Sensitivities vary, and so does “breeding”. How one calls the attention of another across the room, how we ask Manong Driver to allow us to get off his jeepney and whether we say “thank you” after people sitting near him hands him our fare are only some examples of “breeding”.
Critical thinking and discernment
Critical thinking does not come easy and teaching it requires patience and practice.
“Critical thinking is the intellectually disciplined process of actively and skillfully conceptualizing, applying, analyzing, synthesizing, and/or evaluating information gathered from, or generated by, observation, experience, reflection, reasoning, or communication, as a guide to belief and action. In its exemplary form, it is based on universal intellectual values that transcend subject matter divisions: clarity, accuracy, precision, consistency, relevance, sound evidence, good reasons, depth, breadth, and fairness. http://www.criticalthinking.org/pages/defining-critical-thinking/766
It also requires some level of irreverence and respect for other people’s views.
Discernment is the ability to make good judgment and, according to Google, for Christians, it is “perception in the absence of judgment with a view to obtaining spiritual direction and understanding”. Merriam-webster.com defines it as “the ability to see and understand people, things, or situations clearly and intelligently”.
Critical thinking and discernment help check emotional reactions by allowing us to understand, on a deeper level, the message being put across and avoid taking things literally or, in some instances, reacting emotionally, often defensively.
I was so amused by the reactions generated by Hopechest last week.

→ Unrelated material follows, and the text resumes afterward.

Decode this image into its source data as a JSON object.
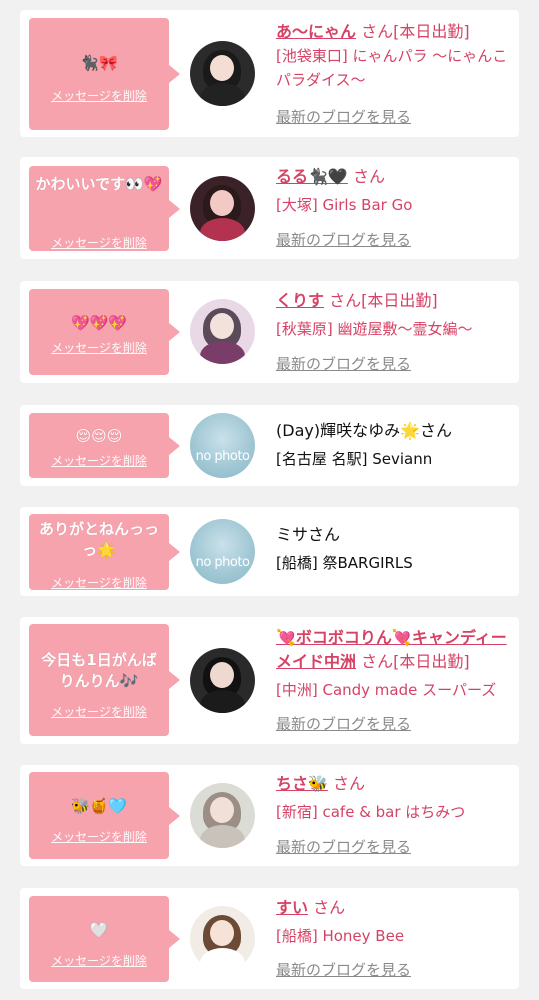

Some took it well, even adding their own examples while others seemed hurt and indignant—perhaps defensive (to the point of posting “Tabachoy” as a comment).
Ridicule was not my intent at all. I think I made it clear that using a foreign language could make us look a whole lot less smarter than we really are. And the piece, as well as all the reactions it generated, only proved that messages do get lost in translation.
Disclaimer: The views in this blog are those of the blogger and do not necessarily reflect the views of ABS-CBN Corp.